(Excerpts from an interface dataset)
━━━

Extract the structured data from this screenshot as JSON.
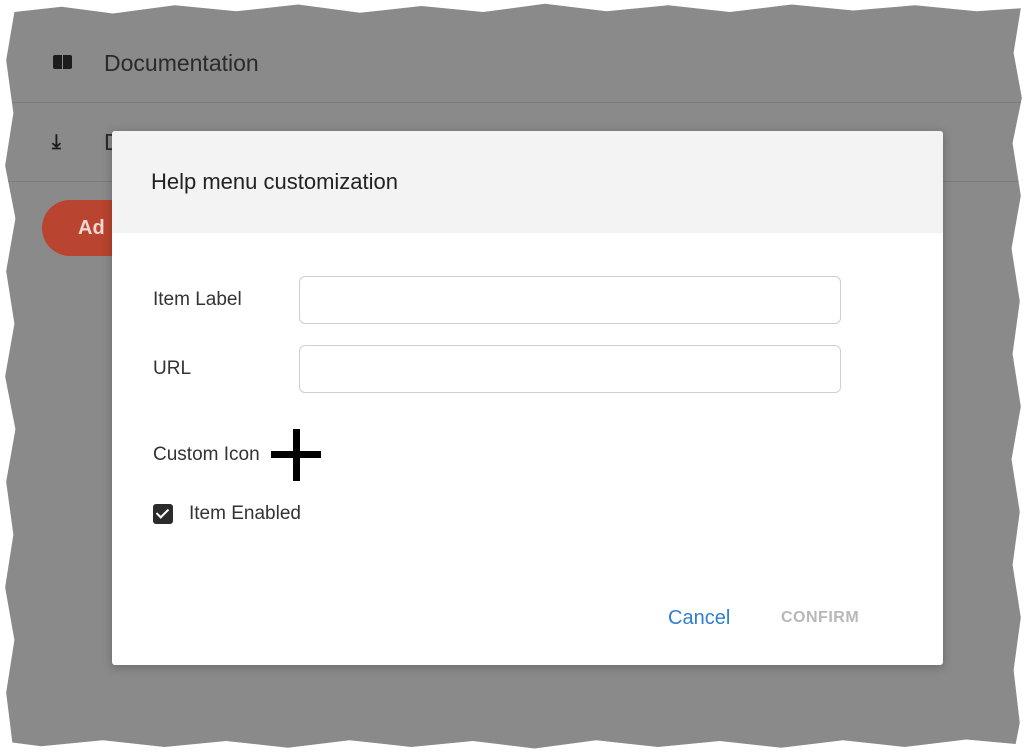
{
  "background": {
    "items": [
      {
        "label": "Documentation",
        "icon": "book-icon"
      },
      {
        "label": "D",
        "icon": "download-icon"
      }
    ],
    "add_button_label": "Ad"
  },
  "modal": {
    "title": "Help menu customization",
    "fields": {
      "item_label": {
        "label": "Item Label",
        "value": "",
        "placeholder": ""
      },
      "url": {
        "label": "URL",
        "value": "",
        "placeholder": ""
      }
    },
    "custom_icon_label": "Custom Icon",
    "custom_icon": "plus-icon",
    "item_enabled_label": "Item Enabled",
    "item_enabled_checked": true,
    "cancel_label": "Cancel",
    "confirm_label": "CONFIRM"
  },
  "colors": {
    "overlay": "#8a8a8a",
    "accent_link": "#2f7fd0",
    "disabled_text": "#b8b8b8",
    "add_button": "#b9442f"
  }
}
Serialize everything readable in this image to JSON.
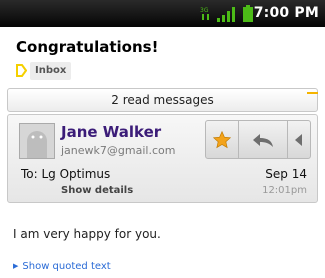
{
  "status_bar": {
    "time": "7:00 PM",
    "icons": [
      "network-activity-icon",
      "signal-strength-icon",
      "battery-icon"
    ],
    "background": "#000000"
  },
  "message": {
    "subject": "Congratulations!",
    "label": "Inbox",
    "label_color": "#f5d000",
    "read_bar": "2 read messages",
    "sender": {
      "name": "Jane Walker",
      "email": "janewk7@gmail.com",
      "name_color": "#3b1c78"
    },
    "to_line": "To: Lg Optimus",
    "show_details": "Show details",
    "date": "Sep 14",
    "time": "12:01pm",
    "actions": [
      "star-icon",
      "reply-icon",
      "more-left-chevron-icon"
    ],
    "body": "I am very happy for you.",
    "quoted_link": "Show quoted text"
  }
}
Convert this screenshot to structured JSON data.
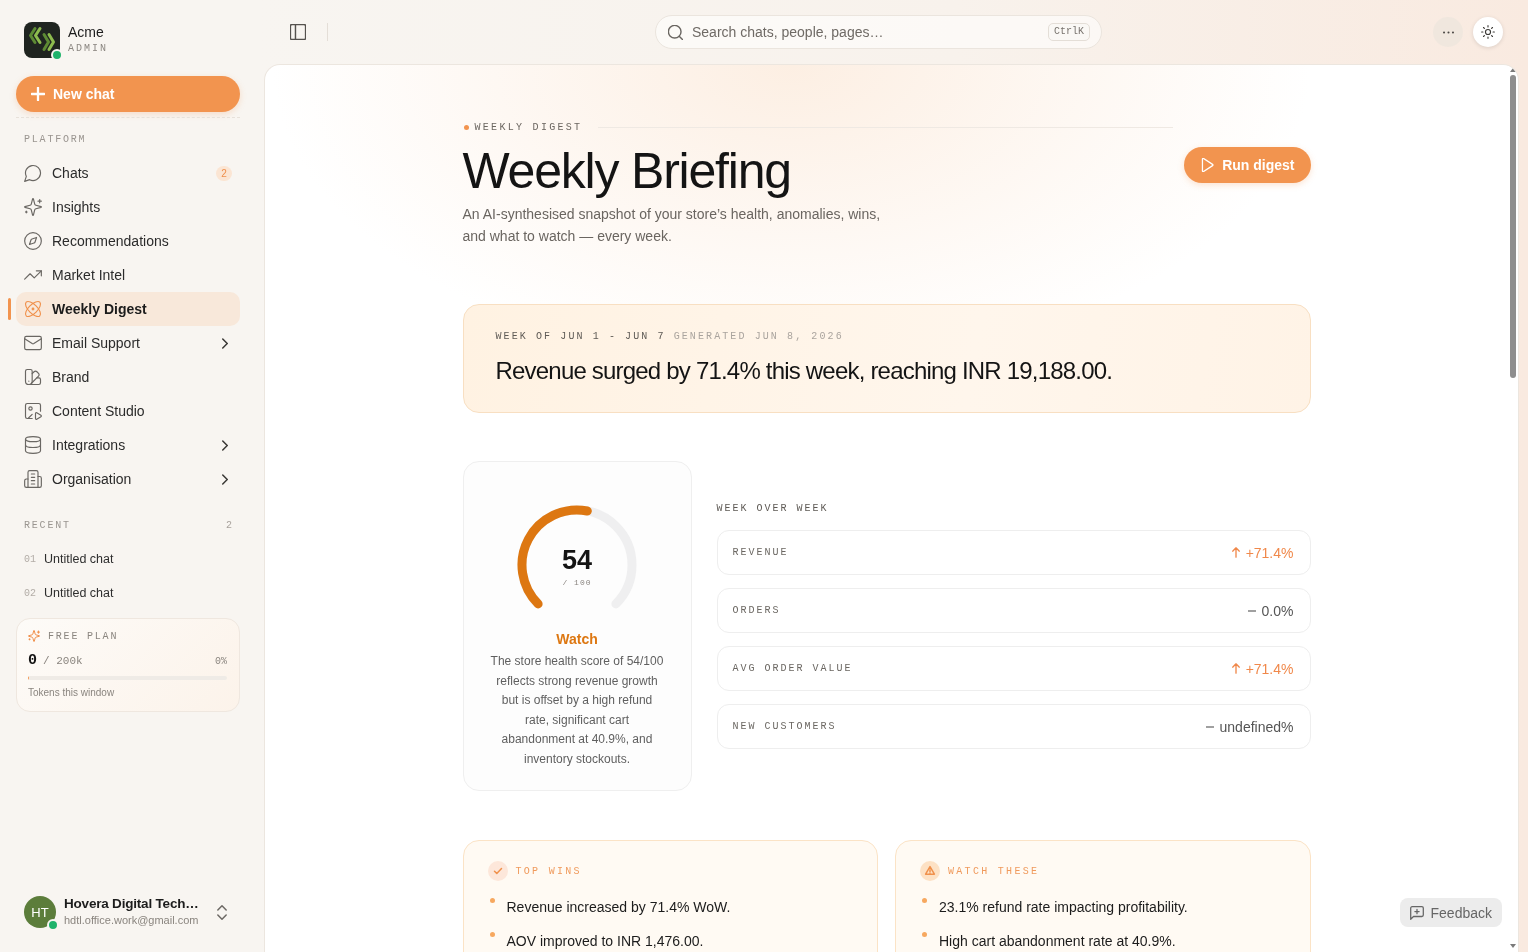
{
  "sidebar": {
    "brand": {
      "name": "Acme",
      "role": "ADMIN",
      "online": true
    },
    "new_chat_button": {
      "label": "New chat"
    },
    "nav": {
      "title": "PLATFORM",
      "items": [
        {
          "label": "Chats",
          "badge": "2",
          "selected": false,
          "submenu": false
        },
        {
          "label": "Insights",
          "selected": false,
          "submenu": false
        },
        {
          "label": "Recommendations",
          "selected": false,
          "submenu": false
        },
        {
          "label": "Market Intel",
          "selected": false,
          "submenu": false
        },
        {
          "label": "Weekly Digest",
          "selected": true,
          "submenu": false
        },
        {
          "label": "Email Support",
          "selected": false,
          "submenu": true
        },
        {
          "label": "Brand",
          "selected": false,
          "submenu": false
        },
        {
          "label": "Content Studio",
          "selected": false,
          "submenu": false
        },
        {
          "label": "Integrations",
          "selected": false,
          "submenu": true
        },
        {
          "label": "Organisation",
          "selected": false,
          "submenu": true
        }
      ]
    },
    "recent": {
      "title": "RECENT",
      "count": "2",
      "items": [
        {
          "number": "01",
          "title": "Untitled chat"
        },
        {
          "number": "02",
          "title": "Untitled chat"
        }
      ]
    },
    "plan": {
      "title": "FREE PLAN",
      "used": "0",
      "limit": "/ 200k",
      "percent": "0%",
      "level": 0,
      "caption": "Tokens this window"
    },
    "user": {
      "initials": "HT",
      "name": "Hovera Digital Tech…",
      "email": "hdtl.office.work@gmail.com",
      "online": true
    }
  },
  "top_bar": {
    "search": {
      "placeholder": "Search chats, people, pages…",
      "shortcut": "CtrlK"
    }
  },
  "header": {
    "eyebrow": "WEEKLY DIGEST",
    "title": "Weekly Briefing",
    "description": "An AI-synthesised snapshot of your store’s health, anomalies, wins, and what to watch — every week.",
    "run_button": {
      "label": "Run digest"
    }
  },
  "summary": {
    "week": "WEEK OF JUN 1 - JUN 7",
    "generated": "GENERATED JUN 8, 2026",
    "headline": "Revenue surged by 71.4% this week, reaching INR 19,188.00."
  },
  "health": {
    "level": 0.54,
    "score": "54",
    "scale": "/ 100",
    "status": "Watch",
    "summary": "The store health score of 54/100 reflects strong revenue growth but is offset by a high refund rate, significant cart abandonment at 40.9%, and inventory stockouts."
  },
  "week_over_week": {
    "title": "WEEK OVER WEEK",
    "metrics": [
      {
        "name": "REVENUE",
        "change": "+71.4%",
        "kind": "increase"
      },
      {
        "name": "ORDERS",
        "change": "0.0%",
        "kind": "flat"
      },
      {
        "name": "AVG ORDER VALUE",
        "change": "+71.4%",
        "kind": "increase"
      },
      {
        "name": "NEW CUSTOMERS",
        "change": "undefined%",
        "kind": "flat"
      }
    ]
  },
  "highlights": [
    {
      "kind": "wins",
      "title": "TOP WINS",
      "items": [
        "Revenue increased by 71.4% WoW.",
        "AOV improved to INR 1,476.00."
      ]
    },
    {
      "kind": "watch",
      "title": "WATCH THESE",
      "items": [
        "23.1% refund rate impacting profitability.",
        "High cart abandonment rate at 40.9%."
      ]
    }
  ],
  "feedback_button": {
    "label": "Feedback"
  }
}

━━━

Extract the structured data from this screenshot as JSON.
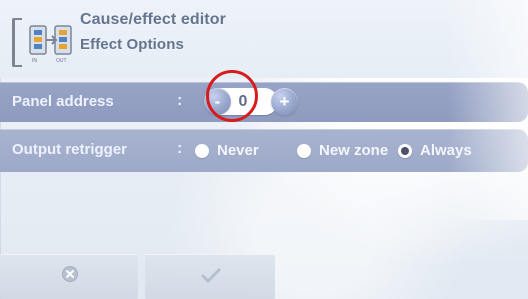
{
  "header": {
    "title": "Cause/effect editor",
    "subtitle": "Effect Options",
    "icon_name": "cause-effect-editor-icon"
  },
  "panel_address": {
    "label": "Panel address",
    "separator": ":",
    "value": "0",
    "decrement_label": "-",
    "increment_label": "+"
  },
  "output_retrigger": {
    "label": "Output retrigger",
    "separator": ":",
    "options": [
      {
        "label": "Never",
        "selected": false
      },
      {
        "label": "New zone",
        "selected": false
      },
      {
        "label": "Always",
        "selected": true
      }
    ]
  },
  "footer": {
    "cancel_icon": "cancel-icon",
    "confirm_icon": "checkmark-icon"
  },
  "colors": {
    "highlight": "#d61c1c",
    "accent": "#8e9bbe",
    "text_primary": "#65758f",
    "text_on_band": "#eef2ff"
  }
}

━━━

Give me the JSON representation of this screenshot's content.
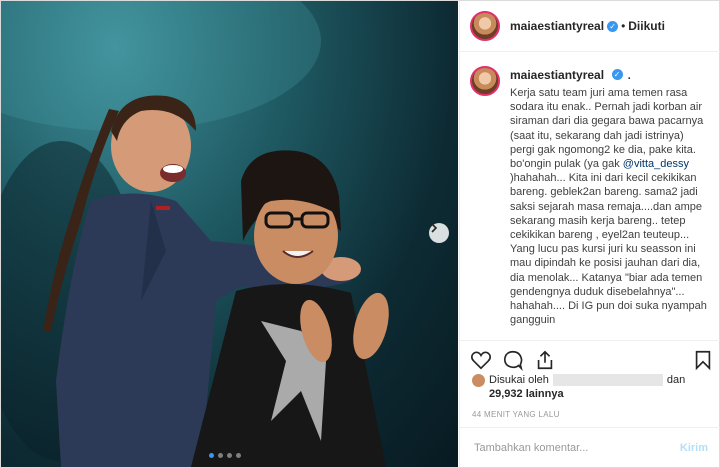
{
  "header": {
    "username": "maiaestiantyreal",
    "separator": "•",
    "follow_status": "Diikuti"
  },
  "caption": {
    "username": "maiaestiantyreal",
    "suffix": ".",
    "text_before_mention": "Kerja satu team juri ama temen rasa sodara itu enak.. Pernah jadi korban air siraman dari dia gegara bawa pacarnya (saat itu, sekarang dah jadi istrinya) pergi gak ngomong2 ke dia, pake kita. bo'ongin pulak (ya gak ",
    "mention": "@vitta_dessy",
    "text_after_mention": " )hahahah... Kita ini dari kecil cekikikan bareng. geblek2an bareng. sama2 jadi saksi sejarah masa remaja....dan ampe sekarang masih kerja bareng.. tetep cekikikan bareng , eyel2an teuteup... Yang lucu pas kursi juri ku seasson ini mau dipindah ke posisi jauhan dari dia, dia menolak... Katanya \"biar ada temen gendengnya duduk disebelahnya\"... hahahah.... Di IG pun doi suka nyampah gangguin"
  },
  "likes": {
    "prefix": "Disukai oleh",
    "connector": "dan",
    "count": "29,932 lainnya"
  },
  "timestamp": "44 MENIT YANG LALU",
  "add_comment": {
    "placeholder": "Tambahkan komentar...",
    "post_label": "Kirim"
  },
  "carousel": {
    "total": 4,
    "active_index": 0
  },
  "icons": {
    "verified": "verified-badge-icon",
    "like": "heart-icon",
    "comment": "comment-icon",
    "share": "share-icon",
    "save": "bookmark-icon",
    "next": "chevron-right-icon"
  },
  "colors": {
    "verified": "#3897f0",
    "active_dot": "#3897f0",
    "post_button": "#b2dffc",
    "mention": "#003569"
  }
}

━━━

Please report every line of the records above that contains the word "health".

[The answer]
    "description": "An AI-synthesised snapshot of your store’s health, anomalies, wins, and what to watch — every week.",
  "health": {
    "summary": "The store health score of 54/100 reflects strong revenue growth but is offset by a high refund rate, significant cart abandonment at 40.9%, and inventory stockouts."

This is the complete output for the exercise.